26. Carvalho CC, Moraes SRA, Chalegre ST, Tashiro T. Quantificação de capilares no tecido muscular esquelético em animais com insuficiência arterial periférica induzida submetidos a treinamento de endurance. Acta Cir Bras. 2004;19:487-94.         [ Links ]

27. Sondell M, Lundborg G, Kanje M. Vascular endothelial growth factor has neurotrophic activity and stimulates axonal outgrowth, enhancing cell survival and Schwann cell proliferation in the peripheral nervous system. J Neurosci. 1999;19:5731-40.         [ Links ]

28. Hudlicka O, Milkiewicz M, Cotter MA, Brown MD. Hypoxia and expression of VEGF-A protein in relation to capillary growth in electrically stimulated rat and rabbit skeletal muscles. Exp Physiol. 2002;87:373-81.         [ Links ]

29. Hudlicka O, Brown M, Egginton S. Angiogenesis in skeletal and cardiac muscle. Physiol Rev. 1992;72:369-417.         [ Links ]

30. Egginton S, Hudlicka O. Selective long-term electrical stimulation of fast glycolytic fibres increases capillary supply but not oxidative enzyme activity in rat skeletal muscles. Exp Physiol. 2000;85:567-73.         [ Links ]

31. Egginton S, Hudlicka O. Early changes in performance, blood flow and capillary fine structure in rat fast muscles induced by electrical stimulation. J Physiol. 1999;515(Pt 1):265-75.         [ Links ]

32. Hudlicka O, Brown M, Cotter M, Smith M, Vrbova G. The effect of long-term stimulation of fast muscles on their blood flow, metabolism and ability to withstand fatigue. Pflugers Arch. 1977;369:141-9.         [ Links ]

33. Hudlicka O, Dodd L, Renkin EM, Gray SD. Early changes in fiber profile and capillary density in long-term stimulated muscles. Am J Physiol. 1982;243:H528-35.         [ Links ]

34. Hudlicka O, Graciotti L, Fulgenzi G, et al. The effect of chronic skeletal muscle stimulation on capillary growth in the rat: are sensory nerve fibres involved? J Physiol. 2003;546(Pt 3):813-22.         [ Links ]
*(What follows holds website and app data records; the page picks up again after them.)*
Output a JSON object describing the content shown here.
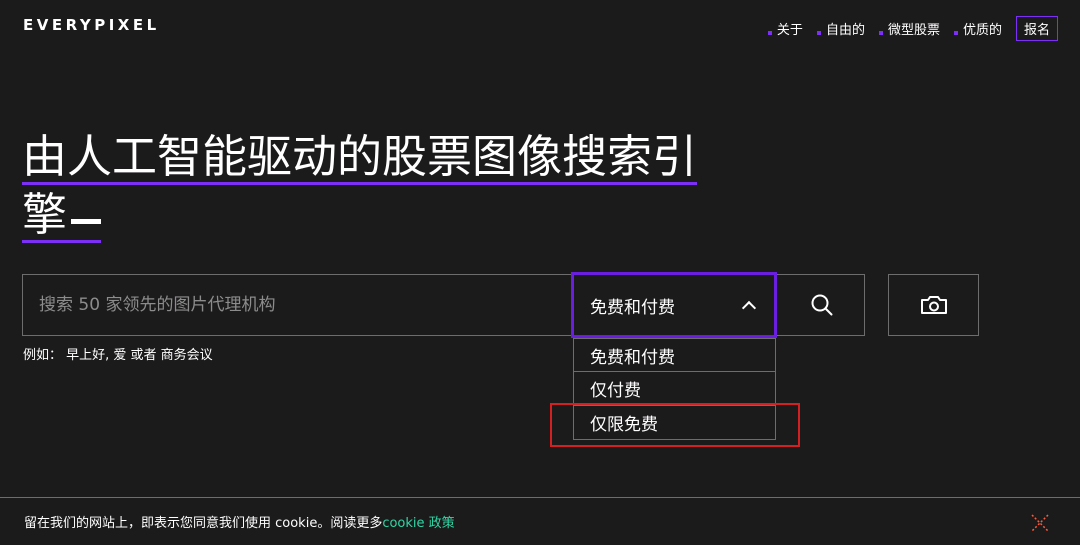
{
  "brand": {
    "logo": "EVERYPIXEL",
    "accent": "#7b2ff7"
  },
  "nav": {
    "items": [
      "关于",
      "自由的",
      "微型股票",
      "优质的"
    ],
    "signup": "报名"
  },
  "hero": {
    "line1": "由人工智能驱动的股票图像搜索引",
    "line2": "擎"
  },
  "search": {
    "placeholder": "搜索 50 家领先的图片代理机构",
    "value": "",
    "filter_selected": "免费和付费",
    "filter_options": [
      "免费和付费",
      "仅付费",
      "仅限免费"
    ],
    "examples": "例如：  早上好, 爱 或者 商务会议"
  },
  "cookie": {
    "text": "留在我们的网站上，即表示您同意我们使用 cookie。阅读更多",
    "link": "cookie 政策"
  },
  "icons": {
    "search": "search-icon",
    "camera": "camera-icon",
    "close": "close-icon",
    "chevron": "chevron-up-icon"
  }
}
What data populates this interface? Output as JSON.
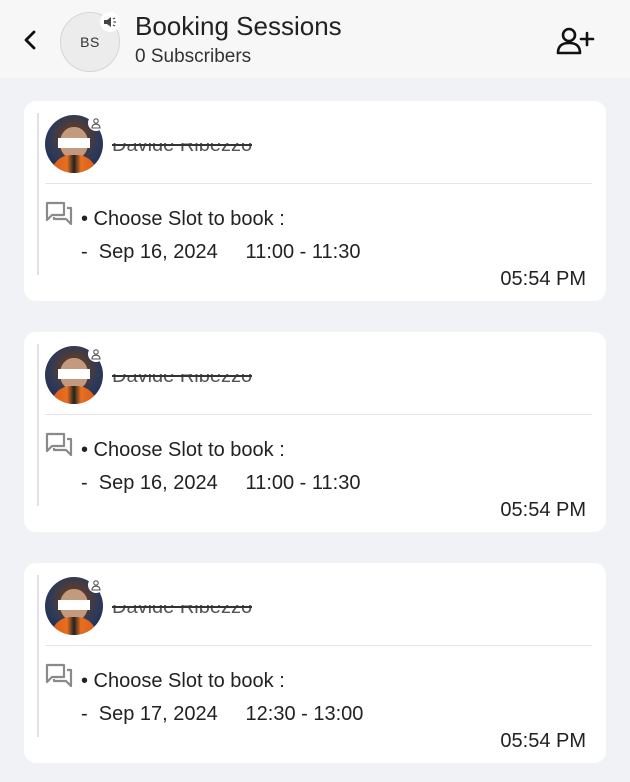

35. Agne JE. Eletroestimulação neuromuscular. In: Agne JE. Eletrotermoterapia: teoria e prática. Santa Maria: Pallotti; 2004.         [ Links ]

36. Robinson AJ, Snyder-Mackler L. Estimulação elétrica do músculo: técnicas e aplicações. In: Robinson AJ, Snyder-Mackler L. Eletrofisiologia clínica: eletroterapia e teste eletrofisiológico. Porto Alegre: Artmed; 2001. cap. 4. p. 119-46.         [ Links ]

37. Hudlicka O, Fronek K. Effect of long-term electrical stimulation of rabbit fast muscles on the reactivity of their supplying arteries. J Vasc Res. 1992;29:13-9.         [ Links ]

 

 

Correspondence:
Celina Cordeiro de Carvalho
Rua Rio Tejipió, 183/201, Cordeiro
CEP 50721-640 — Recife, PE, Brazil
Tel.:+55 (81) 3226.4459, +55 (81) 9132.3733
Email: celina@fir.br

Manuscript received April 23, 2006, accepted April 3, 2007.

 

 

This study was based on the final paper for the Graduate Program in Vascular Physical Therapy, Faculdade Integrada do Recife, Recife, PE, Brazil.

Creative Commons License Todo o conteúdo deste periódico, exceto onde está identificado, está licenciado sob uma Licença Creative Commons